January 18, 2016 Conférence des juges de paix magistrats du Québec et autres c. Procureure générale du Québec et autres (Qc) (Civile) (Autorisation) (36165) Thirty-eight weeks & four days to rule.
January 15, 2016 Akeem Smith Seruhungo v. Her Majesty the Queen (Alta.) (Criminal) (As of Right) (36523) Ruling from the Bench.
January 15, 2016 Johnathan Peter Spicer v. Her Majesty the Queen (Alta.) (Criminal) (As of Right) (36532) Ruling from the Bench.
January 14, 2016 Workers’ Compensation Appeal Tribunal et al. v. Fraser Health Authority et al. (B.C.) (Civil) (By Leave) (36300) Thirty weeks & three days to rule.
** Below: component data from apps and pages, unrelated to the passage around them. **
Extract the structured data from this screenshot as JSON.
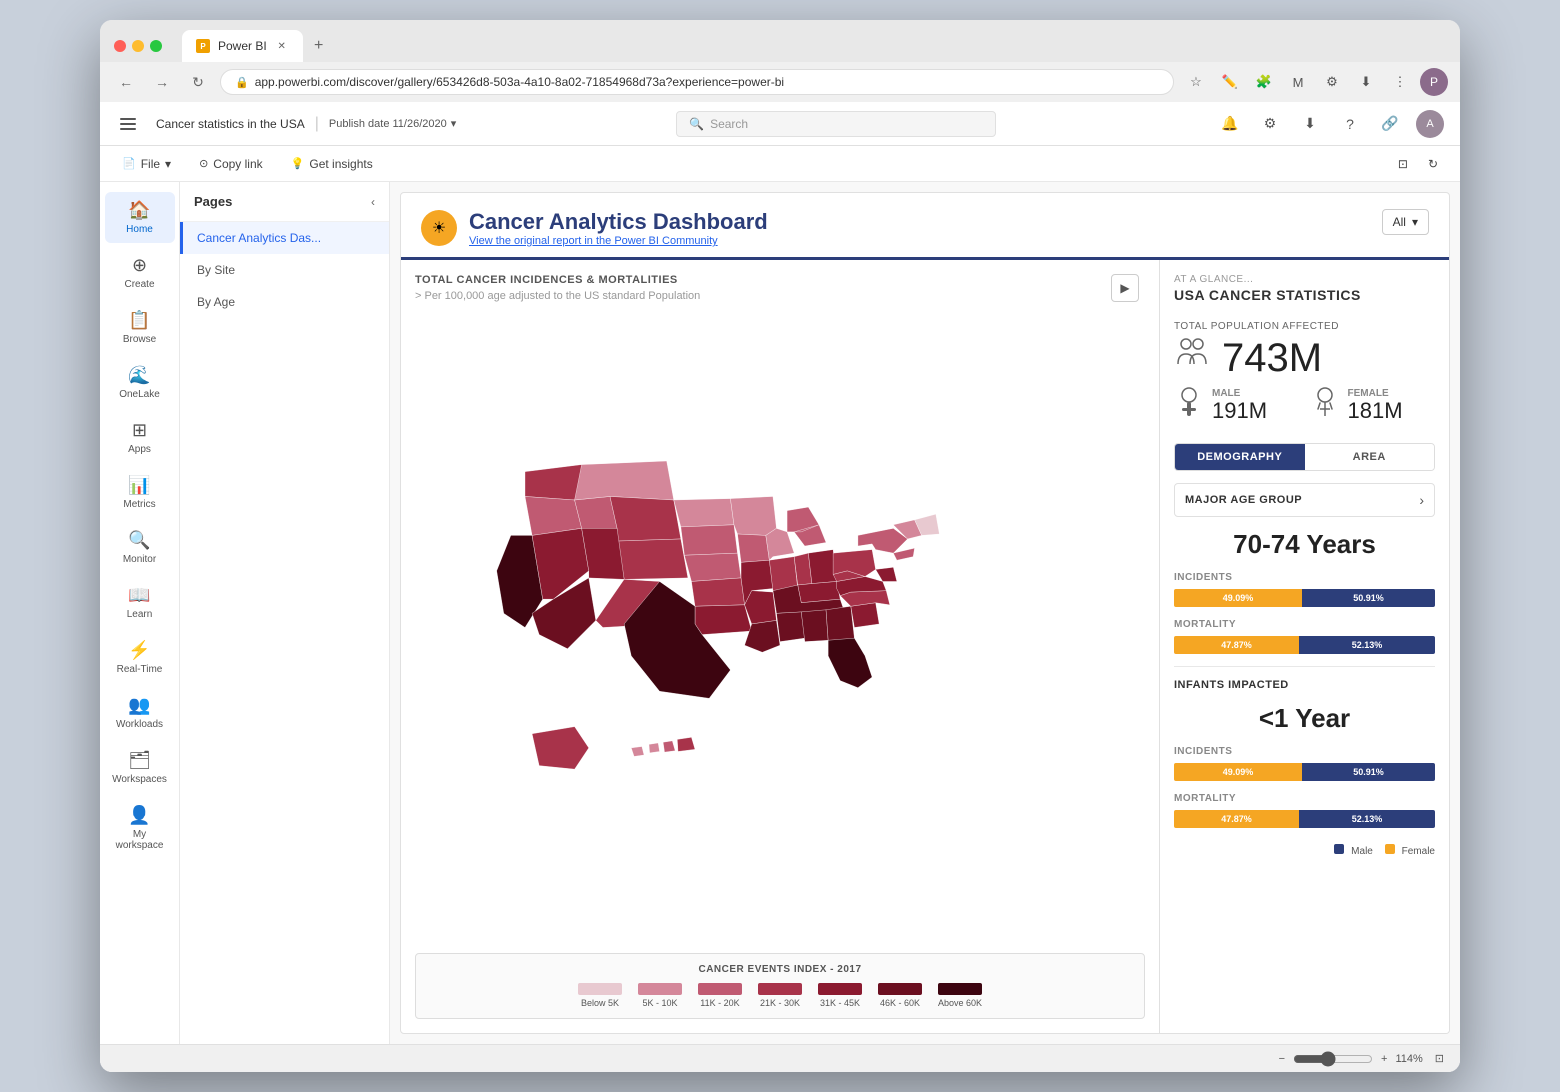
{
  "browser": {
    "tab_label": "Power BI",
    "url": "app.powerbi.com/discover/gallery/653426d8-503a-4a10-8a02-71854968d73a?experience=power-bi",
    "new_tab_icon": "+"
  },
  "app": {
    "report_title": "Cancer statistics in the USA",
    "publish_date": "Publish date 11/26/2020",
    "search_placeholder": "Search",
    "subtoolbar": {
      "file_label": "File",
      "copy_label": "Copy link",
      "insights_label": "Get insights"
    }
  },
  "left_nav": {
    "items": [
      {
        "id": "home",
        "label": "Home",
        "icon": "🏠",
        "active": true
      },
      {
        "id": "create",
        "label": "Create",
        "icon": "⊕"
      },
      {
        "id": "browse",
        "label": "Browse",
        "icon": "📋"
      },
      {
        "id": "onelake",
        "label": "OneLake",
        "icon": "🌊"
      },
      {
        "id": "apps",
        "label": "Apps",
        "icon": "⊞"
      },
      {
        "id": "metrics",
        "label": "Metrics",
        "icon": "📊"
      },
      {
        "id": "monitor",
        "label": "Monitor",
        "icon": "🔍"
      },
      {
        "id": "learn",
        "label": "Learn",
        "icon": "📖"
      },
      {
        "id": "realtime",
        "label": "Real-Time",
        "icon": "⚡"
      },
      {
        "id": "workloads",
        "label": "Workloads",
        "icon": "👥"
      },
      {
        "id": "workspaces",
        "label": "Workspaces",
        "icon": "🗂"
      },
      {
        "id": "myworkspace",
        "label": "My workspace",
        "icon": "👤"
      }
    ]
  },
  "pages": {
    "title": "Pages",
    "items": [
      {
        "id": "cancer-dash",
        "label": "Cancer Analytics Das...",
        "active": true
      },
      {
        "id": "by-site",
        "label": "By Site",
        "active": false
      },
      {
        "id": "by-age",
        "label": "By Age",
        "active": false
      }
    ]
  },
  "report": {
    "title": "Cancer Analytics Dashboard",
    "subtitle_link": "View the original report in the Power BI Community",
    "filter_label": "All",
    "map_section_title": "TOTAL CANCER INCIDENCES & MORTALITIES",
    "map_section_subtitle": "> Per 100,000 age adjusted to the US standard Population",
    "legend_title": "CANCER EVENTS INDEX - 2017",
    "legend_items": [
      {
        "label": "Below 5K",
        "color": "#e8c9d0"
      },
      {
        "label": "5K - 10K",
        "color": "#d4879a"
      },
      {
        "label": "11K - 20K",
        "color": "#c05a72"
      },
      {
        "label": "21K - 30K",
        "color": "#a8334a"
      },
      {
        "label": "31K - 45K",
        "color": "#8b1a30"
      },
      {
        "label": "46K - 60K",
        "color": "#6b0f20"
      },
      {
        "label": "Above 60K",
        "color": "#3d0510"
      }
    ],
    "stats": {
      "at_glance": "AT A GLANCE...",
      "main_title": "USA CANCER STATISTICS",
      "total_pop_label": "TOTAL POPULATION AFFECTED",
      "total_number": "743M",
      "male_label": "MALE",
      "male_number": "191M",
      "female_label": "FEMALE",
      "female_number": "181M",
      "demo_tab_active": "DEMOGRAPHY",
      "demo_tab_inactive": "AREA",
      "age_group_label": "MAJOR AGE GROUP",
      "age_value": "70-74 Years",
      "incidents_label": "INCIDENTS",
      "incidents_pct_orange": "49.09%",
      "incidents_pct_navy": "50.91%",
      "incidents_orange_pct": 49.09,
      "incidents_navy_pct": 50.91,
      "mortality_label": "MORTALITY",
      "mortality_pct_orange": "47.87%",
      "mortality_pct_navy": "52.13%",
      "mortality_orange_pct": 47.87,
      "mortality_navy_pct": 52.13,
      "infants_label": "INFANTS IMPACTED",
      "infants_value": "<1 Year",
      "infants_incidents_label": "INCIDENTS",
      "infants_incidents_pct_orange": "49.09%",
      "infants_incidents_pct_navy": "50.91%",
      "infants_incidents_orange_pct": 49.09,
      "infants_incidents_navy_pct": 50.91,
      "infants_mortality_label": "MORTALITY",
      "infants_mortality_pct_orange": "47.87%",
      "infants_mortality_pct_navy": "52.13%",
      "infants_mortality_orange_pct": 47.87,
      "infants_mortality_navy_pct": 52.13,
      "legend_male": "Male",
      "legend_female": "Female"
    }
  },
  "zoom": {
    "percent": "114%"
  }
}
January 13, 2016 Joseph Ryan Lloyd v. Her Majesty the Queen (B.C.) (Criminal) (By Leave) (35982) Thirteen weeks & two days to rule.
January 12, 2016 Jessica Ernst v. Alberta Energy Regulator (Alta.) (Civil) (By Leave) (36167)
The Supreme Court of Canada took a year and a day to rule on merely a preliminary motion in Ernst vs AER. There was no trial and no evidence allowed, although that didn’t stop Justice Rosalie Abella from making facts up to change why the AER, then EUB, violated Ernst’s Charter rights.
January 11, 2016 Lee Carter et al. v. Attorney General of Canada et al. (B.C.) (Civil) (By Leave) (35591) Ruling from the Bench.